Forefront in the fight against the Government’s badger cull policy, Queen guitarist Brian May joins with cosmetics company Lush and leading animal welfare organisations including the International Fund for Animal Welfare (IFAW), and Save Me to launch a new initiative, BACVI (Badger and Cattle Vaccination Initiative), a nationwide appeal to promote and support vaccination of badgers and cattle as a tool in the fight against bovine TB.
Despite the failure of last year’s pilot culls to achieve their objectives, the Government is preparing to go forward with plans to roll out the culling of badgers throughout the UK. It is no secret that farmers and landowners are already being called on by Natural England to prepare applications for future badger control licences.
By launching BACVI, May and partnering organisations are striving to win support among farmers to adopt vaccination as an immediate move towards helping to control bovine TB in both badgers and cattle, as opposed to culling, which it suggests may currently be accelerating the spread of the disease.
BACVI is announced as ‘a new, humane and credible project that will protect badgers from bovine TB, and take them out of the equation as regards bTB in cattle’.
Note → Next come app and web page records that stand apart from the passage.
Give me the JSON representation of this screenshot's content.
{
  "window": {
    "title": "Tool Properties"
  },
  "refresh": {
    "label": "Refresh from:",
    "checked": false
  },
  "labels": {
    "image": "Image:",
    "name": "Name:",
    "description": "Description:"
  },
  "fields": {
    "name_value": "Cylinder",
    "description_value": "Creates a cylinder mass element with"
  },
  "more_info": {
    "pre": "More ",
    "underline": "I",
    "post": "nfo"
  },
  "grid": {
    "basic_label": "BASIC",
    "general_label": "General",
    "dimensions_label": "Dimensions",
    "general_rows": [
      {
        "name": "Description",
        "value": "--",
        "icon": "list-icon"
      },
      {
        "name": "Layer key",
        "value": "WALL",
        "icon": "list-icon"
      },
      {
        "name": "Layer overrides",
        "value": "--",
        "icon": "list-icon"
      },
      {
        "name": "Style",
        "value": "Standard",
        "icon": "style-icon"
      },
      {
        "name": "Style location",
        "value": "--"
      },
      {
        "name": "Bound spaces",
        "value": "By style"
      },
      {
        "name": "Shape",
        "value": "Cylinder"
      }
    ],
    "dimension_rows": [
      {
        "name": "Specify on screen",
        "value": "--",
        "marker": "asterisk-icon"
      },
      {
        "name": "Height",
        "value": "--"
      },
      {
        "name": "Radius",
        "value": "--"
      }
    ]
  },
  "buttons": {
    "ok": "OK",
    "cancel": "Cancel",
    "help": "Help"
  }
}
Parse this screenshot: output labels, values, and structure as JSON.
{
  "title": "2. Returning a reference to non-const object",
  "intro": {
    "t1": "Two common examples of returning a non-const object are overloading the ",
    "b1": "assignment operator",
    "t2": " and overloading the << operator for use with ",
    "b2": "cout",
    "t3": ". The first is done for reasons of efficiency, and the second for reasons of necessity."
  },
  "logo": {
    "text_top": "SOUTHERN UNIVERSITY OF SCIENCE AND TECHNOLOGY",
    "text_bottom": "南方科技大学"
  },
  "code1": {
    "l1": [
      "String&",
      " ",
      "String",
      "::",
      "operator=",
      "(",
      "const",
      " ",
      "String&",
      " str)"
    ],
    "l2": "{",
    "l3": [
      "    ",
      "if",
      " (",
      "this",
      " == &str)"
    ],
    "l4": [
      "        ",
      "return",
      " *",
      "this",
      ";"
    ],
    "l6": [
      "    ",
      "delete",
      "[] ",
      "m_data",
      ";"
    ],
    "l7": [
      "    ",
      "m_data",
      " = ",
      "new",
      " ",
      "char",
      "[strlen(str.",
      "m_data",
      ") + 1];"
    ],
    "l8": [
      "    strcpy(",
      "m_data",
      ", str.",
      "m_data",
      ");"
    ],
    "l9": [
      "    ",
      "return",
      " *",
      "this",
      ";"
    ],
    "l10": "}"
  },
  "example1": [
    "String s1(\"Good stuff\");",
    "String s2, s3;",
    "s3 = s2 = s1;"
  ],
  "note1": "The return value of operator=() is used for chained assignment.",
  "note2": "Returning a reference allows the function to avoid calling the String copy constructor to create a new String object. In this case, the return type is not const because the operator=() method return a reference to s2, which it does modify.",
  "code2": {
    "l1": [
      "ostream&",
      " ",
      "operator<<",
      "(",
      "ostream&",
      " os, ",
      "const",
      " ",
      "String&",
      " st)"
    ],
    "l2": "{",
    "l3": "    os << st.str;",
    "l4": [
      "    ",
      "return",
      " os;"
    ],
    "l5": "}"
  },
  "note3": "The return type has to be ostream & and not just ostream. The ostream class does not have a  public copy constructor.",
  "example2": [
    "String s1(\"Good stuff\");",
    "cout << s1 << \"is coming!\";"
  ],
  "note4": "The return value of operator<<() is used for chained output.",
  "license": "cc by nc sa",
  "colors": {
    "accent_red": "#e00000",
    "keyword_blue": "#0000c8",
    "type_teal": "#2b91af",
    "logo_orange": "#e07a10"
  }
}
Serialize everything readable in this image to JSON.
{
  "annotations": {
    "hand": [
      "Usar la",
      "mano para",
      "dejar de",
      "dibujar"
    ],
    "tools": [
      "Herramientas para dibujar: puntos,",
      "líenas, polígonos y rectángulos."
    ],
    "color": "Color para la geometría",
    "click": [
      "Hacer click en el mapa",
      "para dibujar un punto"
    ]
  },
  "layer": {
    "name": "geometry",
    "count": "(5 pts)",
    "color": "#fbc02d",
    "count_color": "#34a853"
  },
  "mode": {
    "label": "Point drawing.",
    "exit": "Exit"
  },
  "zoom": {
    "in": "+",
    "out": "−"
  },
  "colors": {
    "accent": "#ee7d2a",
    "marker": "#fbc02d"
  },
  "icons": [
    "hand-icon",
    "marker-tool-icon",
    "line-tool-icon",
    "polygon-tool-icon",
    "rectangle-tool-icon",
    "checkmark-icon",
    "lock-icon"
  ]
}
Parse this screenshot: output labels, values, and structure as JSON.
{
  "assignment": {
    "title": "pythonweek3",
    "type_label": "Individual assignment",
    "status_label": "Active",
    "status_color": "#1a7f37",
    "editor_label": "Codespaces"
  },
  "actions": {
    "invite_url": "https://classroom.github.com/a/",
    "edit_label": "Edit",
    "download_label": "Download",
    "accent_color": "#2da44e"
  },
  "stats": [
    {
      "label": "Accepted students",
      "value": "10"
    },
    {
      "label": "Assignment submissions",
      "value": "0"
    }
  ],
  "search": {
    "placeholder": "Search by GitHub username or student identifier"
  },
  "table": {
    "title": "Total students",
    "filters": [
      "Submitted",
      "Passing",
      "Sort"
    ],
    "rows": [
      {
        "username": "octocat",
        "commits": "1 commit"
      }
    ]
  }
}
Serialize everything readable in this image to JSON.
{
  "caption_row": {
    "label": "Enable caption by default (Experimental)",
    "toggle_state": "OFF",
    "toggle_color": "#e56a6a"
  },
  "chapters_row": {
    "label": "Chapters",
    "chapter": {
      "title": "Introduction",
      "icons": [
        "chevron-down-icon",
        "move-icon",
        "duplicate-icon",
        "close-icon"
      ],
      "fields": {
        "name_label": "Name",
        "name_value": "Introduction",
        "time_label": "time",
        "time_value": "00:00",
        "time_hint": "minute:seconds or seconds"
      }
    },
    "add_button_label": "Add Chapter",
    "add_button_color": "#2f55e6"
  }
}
Brian May is best known for his role in band Queen and recognised as one of the world’s finest rock guitarists. Brian founded Save Me (www.save-me.org.uk) to give wild animals a voice and ensure that they are protected. He is also a founder of Team Badger.